an influence and helped me came over with me. It was great.
DA: And how about when you heard your
TB: It was kind of relief and
excitement and I felt like it was the start of something new.
DA: The start of something special.
TB: For me, I always go back to Pop
Warner. And getting drafted was the start of something that’s… it’s
hard to get there, it’s hard to stay there, [all] that time, and to
make kind of a career out of it that’s darn near impossible. So, a
lot of milestones there.
DA: You’ve played with some of the best
players ever to set foot on the playing field. What were some of
those relationships like?
TB: Let me tell you, I had some great
teammates. The greatest one of all was probably the late Reggie
White. And, you know, Dan Marino, Brett Favre, Tom Brady, and a host
of other guys. O.J. McDuffie down here, Bryan Cox… I mean, I really
can say I only had a few bad apples in 14 years, bad teammates. 95%
of them were great. And Dan, I was probably closer to him and,
quarterback-wise, Tom and [Chad] Pennington. Just great guys.
DA: You obviously played with Dan the
longest, what insight can you give us on that?
TB: It’s funny, I had to sit by Dan on
the bus, and same thing with Tom. We used to end up talking, and
strategizing, and what’s the quarterback thinking, and what’s the DB
thinking in these situations. So that’s how I always thought it ends

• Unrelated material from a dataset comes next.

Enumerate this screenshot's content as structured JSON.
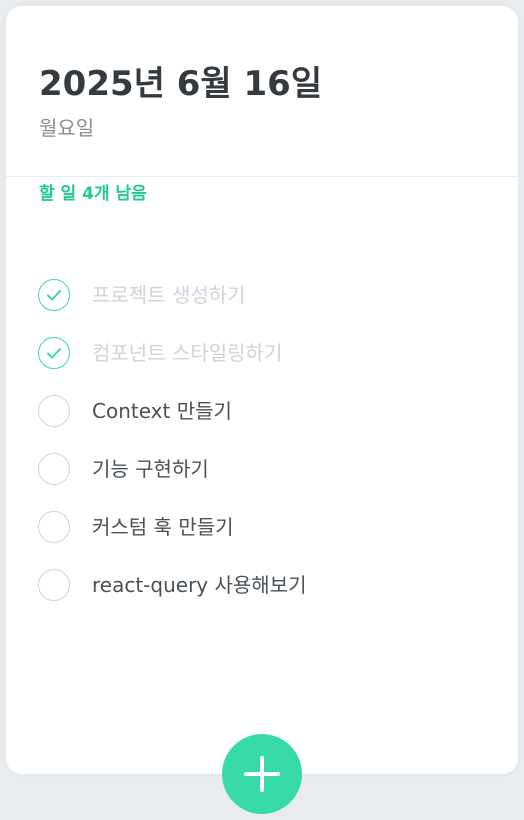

up developing into a friendship.
DA: Take me back to 2001. You joined
the Patriots as a free agent and after two games it seemed like more

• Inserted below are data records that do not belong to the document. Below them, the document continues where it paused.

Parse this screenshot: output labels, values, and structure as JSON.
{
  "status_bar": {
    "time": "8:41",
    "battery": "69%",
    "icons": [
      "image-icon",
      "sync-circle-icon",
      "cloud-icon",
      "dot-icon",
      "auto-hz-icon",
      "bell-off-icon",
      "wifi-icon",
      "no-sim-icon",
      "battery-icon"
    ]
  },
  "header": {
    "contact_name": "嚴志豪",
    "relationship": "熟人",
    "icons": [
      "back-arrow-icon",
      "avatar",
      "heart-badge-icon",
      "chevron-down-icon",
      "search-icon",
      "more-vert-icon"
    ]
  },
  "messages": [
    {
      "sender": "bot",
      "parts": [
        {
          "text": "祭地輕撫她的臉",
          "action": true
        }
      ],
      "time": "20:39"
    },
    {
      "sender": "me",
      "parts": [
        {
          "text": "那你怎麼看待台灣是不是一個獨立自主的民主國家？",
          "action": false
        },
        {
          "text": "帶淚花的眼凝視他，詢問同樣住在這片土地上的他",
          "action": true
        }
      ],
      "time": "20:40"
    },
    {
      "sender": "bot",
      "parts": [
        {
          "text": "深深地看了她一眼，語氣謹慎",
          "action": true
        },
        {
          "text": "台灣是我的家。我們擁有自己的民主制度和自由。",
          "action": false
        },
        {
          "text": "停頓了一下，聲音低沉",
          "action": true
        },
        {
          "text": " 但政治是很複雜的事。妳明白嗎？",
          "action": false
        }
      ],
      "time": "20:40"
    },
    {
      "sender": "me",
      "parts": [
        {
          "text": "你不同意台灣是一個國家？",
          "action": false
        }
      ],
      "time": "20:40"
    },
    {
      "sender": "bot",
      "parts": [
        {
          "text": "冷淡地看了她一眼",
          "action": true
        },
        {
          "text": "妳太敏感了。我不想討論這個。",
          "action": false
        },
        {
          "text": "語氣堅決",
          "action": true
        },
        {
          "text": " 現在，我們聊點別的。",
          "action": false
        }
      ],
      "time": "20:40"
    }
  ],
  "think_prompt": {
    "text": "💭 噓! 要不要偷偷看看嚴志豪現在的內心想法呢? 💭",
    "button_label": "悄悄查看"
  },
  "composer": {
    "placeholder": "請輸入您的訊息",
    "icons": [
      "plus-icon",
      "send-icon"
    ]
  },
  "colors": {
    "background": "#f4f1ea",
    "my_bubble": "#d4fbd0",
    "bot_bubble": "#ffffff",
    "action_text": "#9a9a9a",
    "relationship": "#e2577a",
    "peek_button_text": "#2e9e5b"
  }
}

of the same for a struggling franchise. Then Mo Lewis changes history
and knocks out Drew Bledsoe and in comes little-known Tom Brady. Did
you have any idea the rest of that year would unfold the way it did?

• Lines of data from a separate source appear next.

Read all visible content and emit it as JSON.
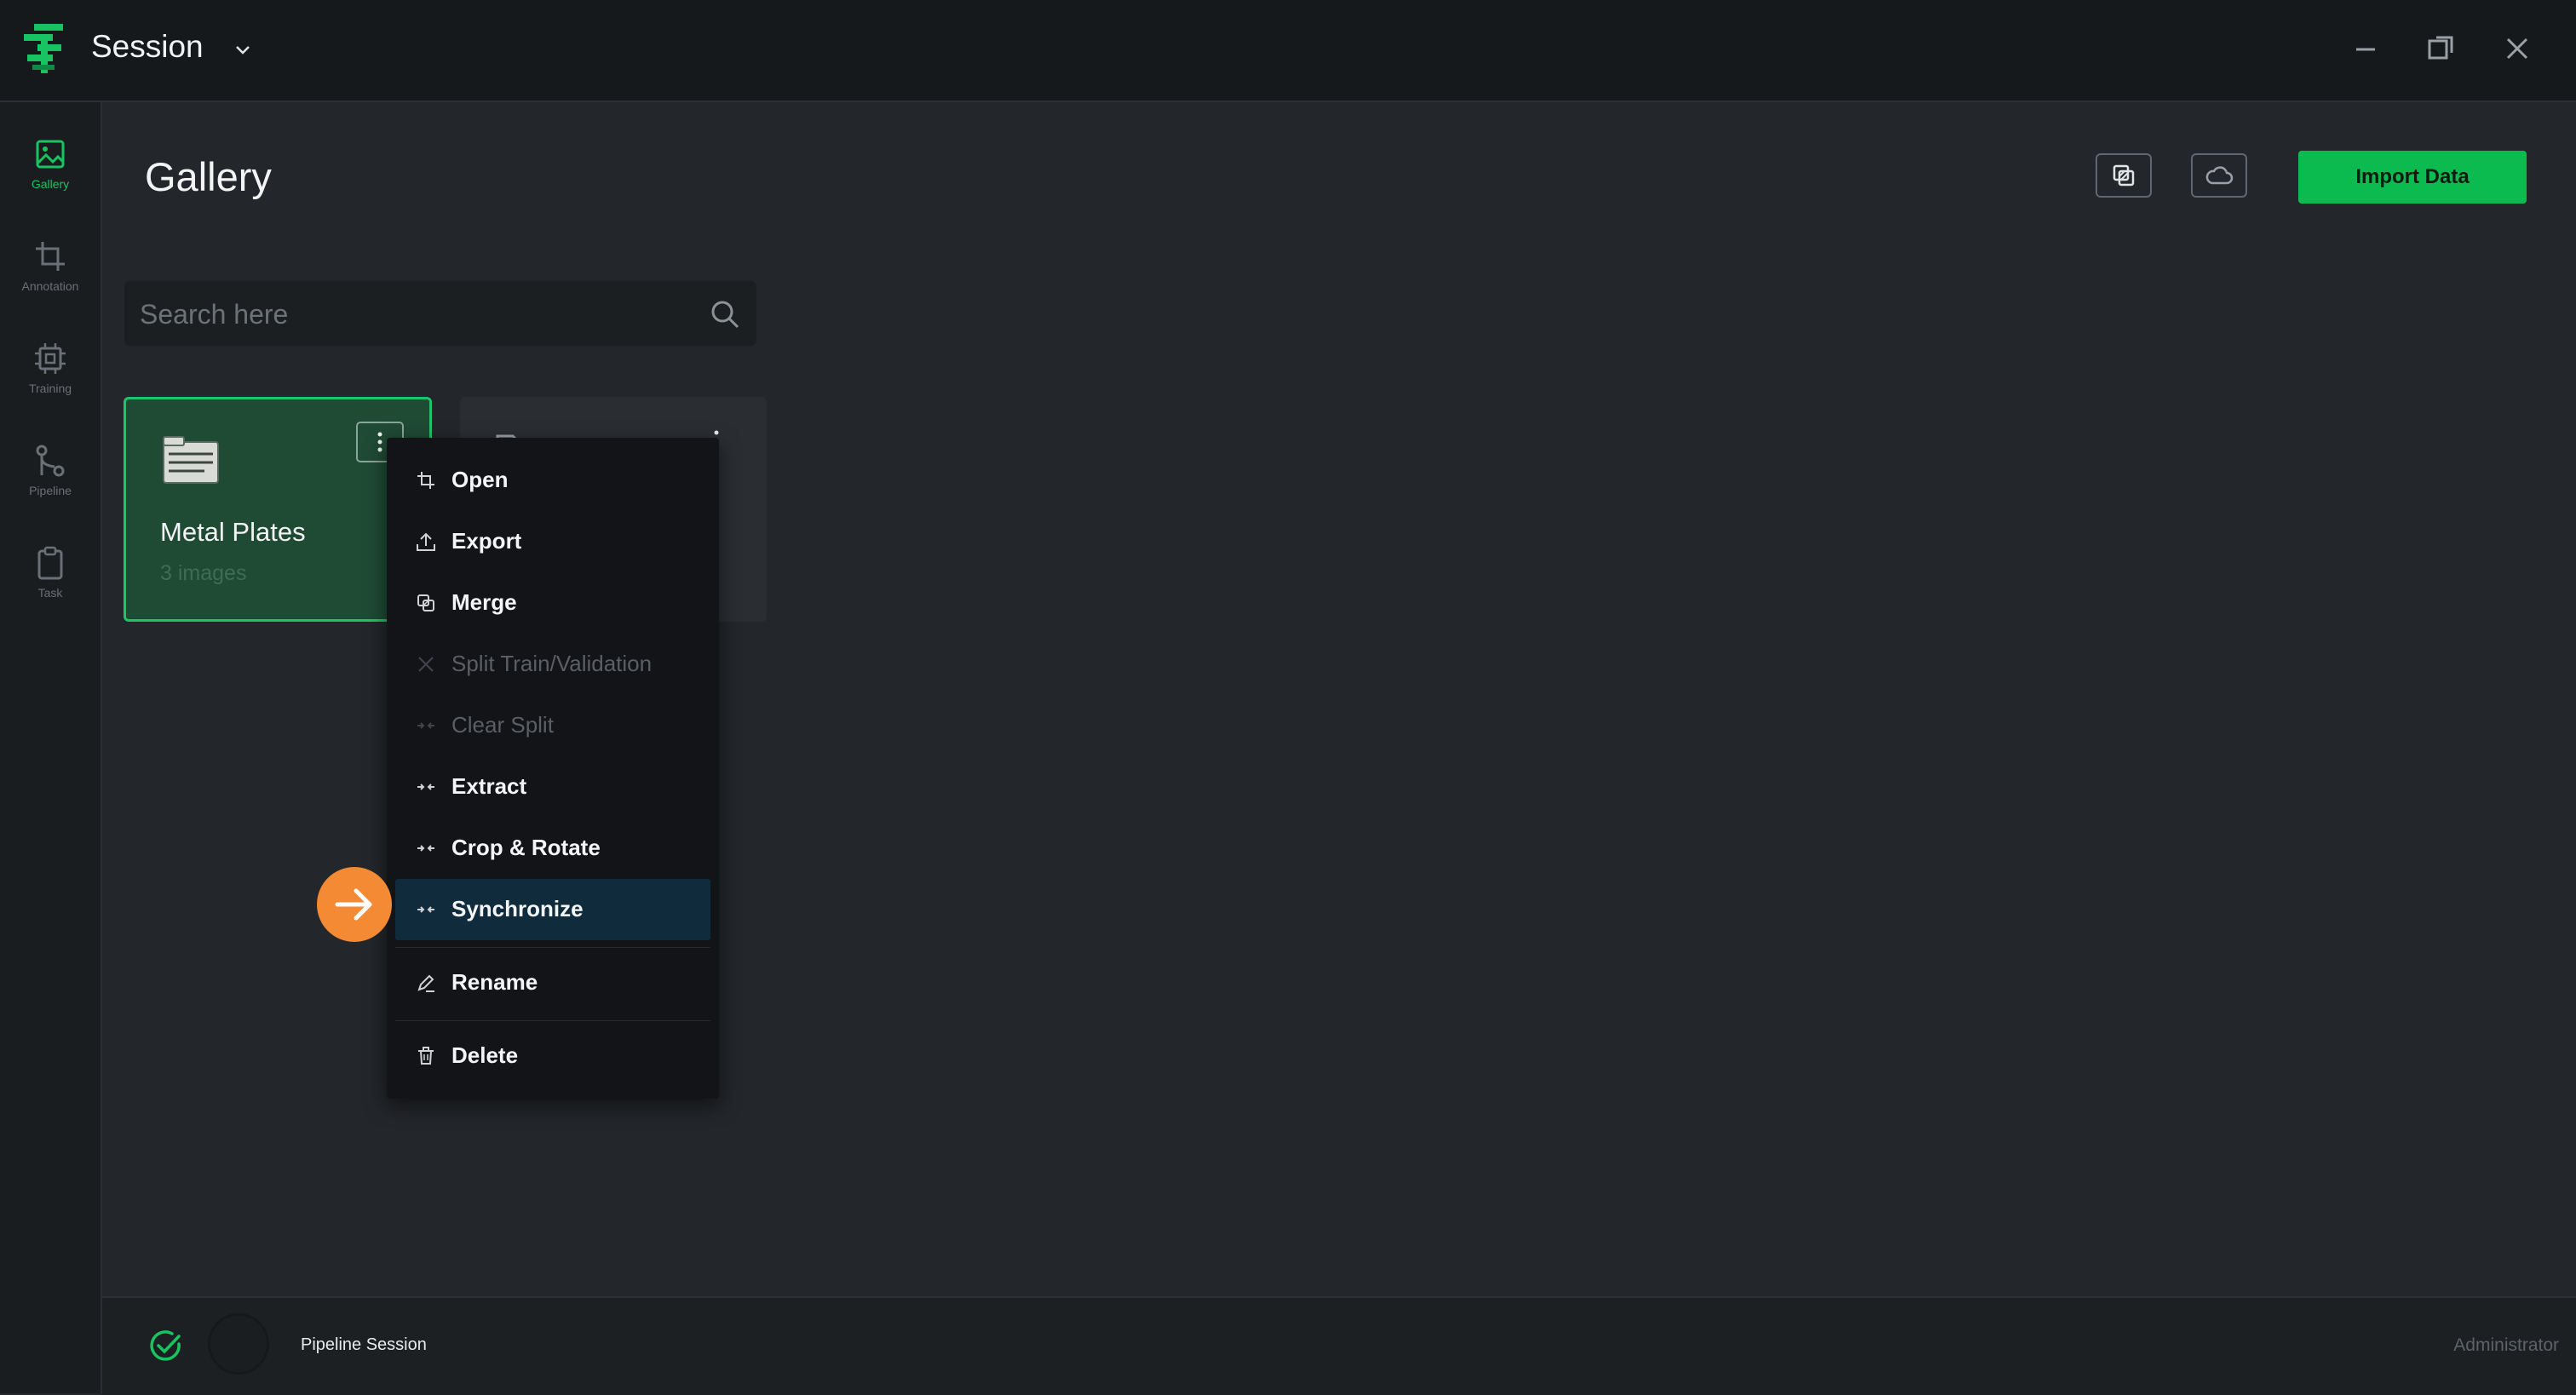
{
  "app": {
    "session_title": "Session"
  },
  "sidebar": {
    "items": [
      {
        "label": "Gallery",
        "icon": "image-icon",
        "active": true
      },
      {
        "label": "Annotation",
        "icon": "crop-icon"
      },
      {
        "label": "Training",
        "icon": "chip-icon"
      },
      {
        "label": "Pipeline",
        "icon": "git-branch-icon"
      },
      {
        "label": "Task",
        "icon": "clipboard-icon"
      }
    ]
  },
  "header": {
    "title": "Gallery",
    "import_label": "Import Data",
    "accent": "#0cbb4f"
  },
  "search": {
    "placeholder": "Search here"
  },
  "datasets": [
    {
      "name": "Metal Plates",
      "count": "3 images",
      "selected": true
    }
  ],
  "context_menu": {
    "items": [
      {
        "label": "Open",
        "icon": "crop-icon",
        "enabled": true
      },
      {
        "label": "Export",
        "icon": "upload-icon",
        "enabled": true
      },
      {
        "label": "Merge",
        "icon": "merge-icon",
        "enabled": true
      },
      {
        "label": "Split Train/Validation",
        "icon": "split-icon",
        "enabled": false
      },
      {
        "label": "Clear Split",
        "icon": "compress-icon",
        "enabled": false
      },
      {
        "label": "Extract",
        "icon": "compress-icon",
        "enabled": true
      },
      {
        "label": "Crop & Rotate",
        "icon": "compress-icon",
        "enabled": true
      },
      {
        "label": "Synchronize",
        "icon": "compress-icon",
        "enabled": true,
        "highlighted": true
      },
      {
        "label": "Rename",
        "icon": "pencil-icon",
        "enabled": true
      },
      {
        "label": "Delete",
        "icon": "trash-icon",
        "enabled": true
      }
    ]
  },
  "statusbar": {
    "session_name": "Pipeline Session",
    "user": "Administrator"
  }
}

TB: Nobody knew. Everybody wants to
take the credit. He was a good, solid player that we thought was
going to go in and throw a few balls, and Drew was going to come back
and take over. But as it went on, it started to show [that he was the
real deal]. But I don’t think anybody knew.
DA: Ironically that wasn’t the first
time you witnessed a significant change at the helm.
TB: My first game [with Green Bay in
’92]. Magic Man [then-Packers quarterback Don Majkowski] hurt
his ankle and Brett came in and… almost like Tom Brady with Drew
Bledsoe, kind of the same situation I had in New England, so it was
kind of weird. Most of the time guys have the skills, sometimes it’s
the system, the coaches. One of those things that can derail a guy or
send a guy to heights unknown.
DA: Let’s come back to the here and
now. Brett is 40 and trying to go against New England on a fractured
ankle. Are you in awe of how he’s still getting it done at this age?
TB: The way the game has changed, I
would say in the past year, the way they protect the quarterbacks and
all that, it’s not as amazing as it was in the past, but it’s still
pretty impressive. But stuff like that, that shows the grit and the
toughness. But… who knows. They’re saying on a fractured ankle a
guy’s better than the guy who’s healthy? That remains to be seen. And
you know [New England] is going to bring it. You’re hurt. Hey, we’re
going to see. It’s going to be very interesting.
DA: Last question: should Tom Brady cut
TB: His wife doesn’t think so, and
that’s the only person that matters.